- **The problem**:
Go through the listing beneath this task and return every line that carries the string "mins".

• • • • • • •

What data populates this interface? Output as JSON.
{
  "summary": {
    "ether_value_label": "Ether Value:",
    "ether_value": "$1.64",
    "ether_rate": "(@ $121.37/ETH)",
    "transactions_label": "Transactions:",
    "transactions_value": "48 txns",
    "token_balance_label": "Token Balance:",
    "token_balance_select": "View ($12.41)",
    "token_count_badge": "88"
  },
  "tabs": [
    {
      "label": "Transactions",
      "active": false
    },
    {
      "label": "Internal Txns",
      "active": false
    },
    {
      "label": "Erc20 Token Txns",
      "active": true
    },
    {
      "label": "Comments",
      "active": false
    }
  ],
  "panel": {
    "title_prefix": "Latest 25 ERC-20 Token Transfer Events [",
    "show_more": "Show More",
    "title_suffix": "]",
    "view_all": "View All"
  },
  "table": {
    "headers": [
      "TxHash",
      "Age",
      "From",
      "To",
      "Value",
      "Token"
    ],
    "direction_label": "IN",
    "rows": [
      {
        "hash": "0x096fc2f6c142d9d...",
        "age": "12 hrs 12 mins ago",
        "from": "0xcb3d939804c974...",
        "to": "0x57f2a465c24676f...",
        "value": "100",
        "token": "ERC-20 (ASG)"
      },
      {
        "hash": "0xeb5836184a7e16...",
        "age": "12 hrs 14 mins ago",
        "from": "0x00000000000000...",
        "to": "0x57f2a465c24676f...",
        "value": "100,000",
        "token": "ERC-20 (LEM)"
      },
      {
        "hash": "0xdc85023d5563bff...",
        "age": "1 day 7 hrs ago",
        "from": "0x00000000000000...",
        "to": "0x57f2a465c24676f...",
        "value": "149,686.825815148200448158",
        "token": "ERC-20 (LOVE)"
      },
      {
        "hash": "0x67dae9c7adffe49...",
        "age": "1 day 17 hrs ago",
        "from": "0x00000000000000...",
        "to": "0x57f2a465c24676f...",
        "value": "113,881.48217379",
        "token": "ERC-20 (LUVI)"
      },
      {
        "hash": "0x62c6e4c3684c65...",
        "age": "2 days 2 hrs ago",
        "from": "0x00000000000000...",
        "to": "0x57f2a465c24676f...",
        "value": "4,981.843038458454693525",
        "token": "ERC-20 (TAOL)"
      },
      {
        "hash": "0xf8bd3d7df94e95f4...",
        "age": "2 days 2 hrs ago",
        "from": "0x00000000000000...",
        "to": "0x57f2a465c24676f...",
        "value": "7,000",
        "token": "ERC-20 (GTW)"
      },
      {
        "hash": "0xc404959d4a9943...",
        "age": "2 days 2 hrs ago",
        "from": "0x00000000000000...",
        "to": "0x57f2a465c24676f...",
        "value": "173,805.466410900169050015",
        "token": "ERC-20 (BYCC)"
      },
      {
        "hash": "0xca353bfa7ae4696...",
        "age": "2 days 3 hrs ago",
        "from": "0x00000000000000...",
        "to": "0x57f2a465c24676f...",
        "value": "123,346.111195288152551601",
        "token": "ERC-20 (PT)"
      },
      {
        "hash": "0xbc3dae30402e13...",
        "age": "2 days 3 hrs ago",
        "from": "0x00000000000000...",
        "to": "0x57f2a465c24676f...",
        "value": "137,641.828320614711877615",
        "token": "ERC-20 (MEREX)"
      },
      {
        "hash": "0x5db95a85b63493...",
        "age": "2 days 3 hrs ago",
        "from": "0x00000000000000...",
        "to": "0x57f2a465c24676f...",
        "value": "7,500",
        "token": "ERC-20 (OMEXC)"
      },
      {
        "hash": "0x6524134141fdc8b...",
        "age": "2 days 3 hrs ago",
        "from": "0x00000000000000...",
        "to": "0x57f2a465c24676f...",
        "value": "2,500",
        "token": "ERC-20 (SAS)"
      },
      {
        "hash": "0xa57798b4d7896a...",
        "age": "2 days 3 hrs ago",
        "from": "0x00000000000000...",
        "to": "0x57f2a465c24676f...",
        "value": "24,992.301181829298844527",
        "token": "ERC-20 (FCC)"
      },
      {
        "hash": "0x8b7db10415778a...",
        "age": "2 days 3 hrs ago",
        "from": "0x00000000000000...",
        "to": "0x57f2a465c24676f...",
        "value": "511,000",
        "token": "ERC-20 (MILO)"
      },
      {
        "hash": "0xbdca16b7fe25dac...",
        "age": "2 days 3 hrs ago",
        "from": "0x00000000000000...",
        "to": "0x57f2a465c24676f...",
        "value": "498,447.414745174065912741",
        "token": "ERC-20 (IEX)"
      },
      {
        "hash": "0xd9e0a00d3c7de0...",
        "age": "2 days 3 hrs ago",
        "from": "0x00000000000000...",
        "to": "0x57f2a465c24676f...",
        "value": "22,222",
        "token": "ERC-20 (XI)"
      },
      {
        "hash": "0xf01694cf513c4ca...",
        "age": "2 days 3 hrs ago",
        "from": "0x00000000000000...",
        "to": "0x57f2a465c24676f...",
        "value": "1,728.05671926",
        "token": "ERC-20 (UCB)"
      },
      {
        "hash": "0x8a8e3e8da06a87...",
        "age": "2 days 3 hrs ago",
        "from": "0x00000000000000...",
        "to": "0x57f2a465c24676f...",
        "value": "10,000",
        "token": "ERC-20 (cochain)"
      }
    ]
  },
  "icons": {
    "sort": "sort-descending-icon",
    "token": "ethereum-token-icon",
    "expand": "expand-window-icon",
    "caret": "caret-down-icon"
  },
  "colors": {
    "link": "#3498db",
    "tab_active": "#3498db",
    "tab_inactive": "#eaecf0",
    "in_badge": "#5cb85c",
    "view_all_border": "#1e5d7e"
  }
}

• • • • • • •

- **Exercise result**:
        "age": "12 hrs 12 mins ago",
        "age": "12 hrs 14 mins ago",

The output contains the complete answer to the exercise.